“Our lands and people, now connected by love.”
Frozen 2 showcases how the work of climate justice requires the courage to confront the colonial past and the courage to imagine a new, equitable relationship with nature and other peoples.
Frozen 2 extends the story of Elsa and Anna (see Frozen) through investigating the source of Elsa’s ice powers and their kingdom’s history. When Elsa hears a strange voice calling to her, she decides to go into an enchanted forest to investigate along with Anna, Olaf, and Kristoff. They meet nature spirits and the Northuldra, the Indigenous people that Anna and Elsa’s mother belonged to. The girls also find their parents’ ship and are able to witness the memory of their last moments. Much like the first movie, Elsa sends Anna away so that she can learn about her power on her own. Elsa finds out that their paternal grandfather killed the leader of the Northuldra to weaken the Indigenous people’s ability to use nature magic and thus “tame” their rivers and land. Elsa’s discovery ultimately means that she freezes to death. But her last act is to send a message to Anna, asking her to destroy the dam that their paternal grandfather built, even though doing so would destroy Arendelle. When Anna does so, Elsa thaws and becomes a nature spirit. As such, Elsa is able to save Arendelle from the ensuing tidal wave. The film ends with Anna ruling Arendelle and Elsa remaining with the Northuldra.
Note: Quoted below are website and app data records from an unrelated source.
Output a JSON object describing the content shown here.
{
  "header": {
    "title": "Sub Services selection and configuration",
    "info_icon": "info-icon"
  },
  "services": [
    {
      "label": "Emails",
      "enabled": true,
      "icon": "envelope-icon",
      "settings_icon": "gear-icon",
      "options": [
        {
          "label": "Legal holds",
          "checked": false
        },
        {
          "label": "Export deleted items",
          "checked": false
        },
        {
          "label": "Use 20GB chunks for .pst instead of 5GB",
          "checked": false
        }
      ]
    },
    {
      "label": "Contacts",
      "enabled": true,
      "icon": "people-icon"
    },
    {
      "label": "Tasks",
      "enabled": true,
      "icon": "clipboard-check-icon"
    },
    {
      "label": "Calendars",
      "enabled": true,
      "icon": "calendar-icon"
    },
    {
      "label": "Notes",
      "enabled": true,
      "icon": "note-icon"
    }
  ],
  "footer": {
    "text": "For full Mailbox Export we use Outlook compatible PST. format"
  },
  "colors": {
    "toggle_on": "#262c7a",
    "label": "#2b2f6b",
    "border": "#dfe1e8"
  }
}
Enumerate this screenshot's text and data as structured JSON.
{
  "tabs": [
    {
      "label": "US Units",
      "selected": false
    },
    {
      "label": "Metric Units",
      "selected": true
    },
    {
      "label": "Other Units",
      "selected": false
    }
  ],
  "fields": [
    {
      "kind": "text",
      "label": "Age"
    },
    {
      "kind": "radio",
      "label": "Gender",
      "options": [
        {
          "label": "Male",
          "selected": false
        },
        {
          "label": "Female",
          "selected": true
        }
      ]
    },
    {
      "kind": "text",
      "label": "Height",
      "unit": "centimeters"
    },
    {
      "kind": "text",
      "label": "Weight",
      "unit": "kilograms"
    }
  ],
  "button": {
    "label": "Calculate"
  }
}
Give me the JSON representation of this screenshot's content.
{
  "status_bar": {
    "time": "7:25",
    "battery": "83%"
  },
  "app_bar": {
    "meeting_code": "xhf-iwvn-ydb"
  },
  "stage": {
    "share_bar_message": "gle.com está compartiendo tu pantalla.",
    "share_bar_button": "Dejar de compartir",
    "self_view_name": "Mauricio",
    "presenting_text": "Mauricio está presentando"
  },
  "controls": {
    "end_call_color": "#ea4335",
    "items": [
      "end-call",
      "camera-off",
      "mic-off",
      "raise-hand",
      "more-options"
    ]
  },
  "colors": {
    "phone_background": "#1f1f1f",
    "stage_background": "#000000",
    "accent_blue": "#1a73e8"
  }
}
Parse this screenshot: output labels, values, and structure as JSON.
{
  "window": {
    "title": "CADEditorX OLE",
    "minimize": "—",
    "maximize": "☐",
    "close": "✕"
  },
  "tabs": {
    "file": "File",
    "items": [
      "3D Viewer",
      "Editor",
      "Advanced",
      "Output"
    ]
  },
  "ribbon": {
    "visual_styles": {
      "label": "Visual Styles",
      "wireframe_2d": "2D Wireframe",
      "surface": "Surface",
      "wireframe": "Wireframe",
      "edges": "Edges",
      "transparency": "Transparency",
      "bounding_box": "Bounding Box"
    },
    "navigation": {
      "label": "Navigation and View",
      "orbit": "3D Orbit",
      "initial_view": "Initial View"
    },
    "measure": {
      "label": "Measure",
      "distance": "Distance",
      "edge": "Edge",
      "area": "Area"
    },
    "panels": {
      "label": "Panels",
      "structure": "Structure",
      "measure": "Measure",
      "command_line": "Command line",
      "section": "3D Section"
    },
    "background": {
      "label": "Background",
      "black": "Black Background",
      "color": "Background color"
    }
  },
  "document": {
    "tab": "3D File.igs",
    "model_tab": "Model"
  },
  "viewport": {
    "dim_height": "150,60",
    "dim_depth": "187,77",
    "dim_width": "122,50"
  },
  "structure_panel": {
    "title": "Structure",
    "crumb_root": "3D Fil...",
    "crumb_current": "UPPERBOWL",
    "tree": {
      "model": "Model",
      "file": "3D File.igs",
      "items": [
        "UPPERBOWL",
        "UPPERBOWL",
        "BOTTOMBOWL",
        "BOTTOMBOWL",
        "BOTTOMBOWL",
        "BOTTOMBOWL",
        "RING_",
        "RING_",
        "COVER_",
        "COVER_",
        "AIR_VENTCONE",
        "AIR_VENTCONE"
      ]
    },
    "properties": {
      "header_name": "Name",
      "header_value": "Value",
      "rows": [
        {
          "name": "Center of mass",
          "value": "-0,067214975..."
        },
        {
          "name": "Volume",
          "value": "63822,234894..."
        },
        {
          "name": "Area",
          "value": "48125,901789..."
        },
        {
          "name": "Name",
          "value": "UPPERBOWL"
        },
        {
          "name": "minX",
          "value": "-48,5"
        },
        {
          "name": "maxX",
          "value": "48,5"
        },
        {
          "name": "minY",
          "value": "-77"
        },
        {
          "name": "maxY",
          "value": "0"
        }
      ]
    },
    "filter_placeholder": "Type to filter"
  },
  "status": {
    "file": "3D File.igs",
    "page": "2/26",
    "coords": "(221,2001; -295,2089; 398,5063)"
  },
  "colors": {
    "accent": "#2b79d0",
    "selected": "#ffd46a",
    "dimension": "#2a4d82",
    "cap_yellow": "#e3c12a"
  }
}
Frozen 2 invites conversations about climate justice and environmental justice: about our responsibility to set things right after we recognize how one people’s prosperity can be built on the destruction of another people’s environments (see environmental injustice and slow violence). The “treaty” Elsa and Anna’s grandfather established with the Northuldra turns out to be an act of ecocide through violence against the Indigenous people and their land (represented by murder and the building of a dam). It all works for a while, although the enraged nature spirits of the Enchanted Forest (see animism) trap the Northuldra and a few Arendellian soldiers behind an impenetrable wall of mist: a concept that reflects the slow violence of environmental destruction. Eventually, however, violence against nature turns against the perpetrators too and now the kingdom of Arendelle is threatened unless someone corrects past mistakes. Elsa and Anna reject their grandfather’s colonial domination, resource extraction, and the taming of nature. They become agents of ecological restoration and environmental justice, choosing harmony with nature as the path forward. Elsa risks her life to investigate her unfairly won privilege, and Anna finds the courage to act on Elsa’s discovery despite the consequences. Elsa ultimately becomes a bridge between the human and natural world.
Disney expresses a more overt climate change theme in this sequel than they did in the original, though they noticeably avoid representing the corporate culprits of real-world climate change by locating the problem in the actions of one king. Disney’s choice to feature the Northuldra characters, modeled on the Sámi people, reminds the audience that ecocide is almost always part of colonial violence and showcases the historical impact of human-caused climate disasters on Indigenous people. Decolonization and healing nature must go hand in hand. Frozen 2 was developed with cultural consultants from the Sámi parliaments of Norway, Sweden and Finland, and the Saami Council, though they did not employ Sámi voice actors for any of the Northuldra characters.
More Frozen franchise reviews: https://www.climatelit.org/series/frozen/
Pages: 103 min.
Topics: Activism, Animals, Animism, Biodiversity, Climate Justice, Colonization, Conservation, Ecocide, Ecological Restoration, Ecosystems, Environmental Injustice, Environmental Justice, Extreme Weather Events, Flood, Forests, Human Impact, Industry, Slow Violence, Youth Climate Activism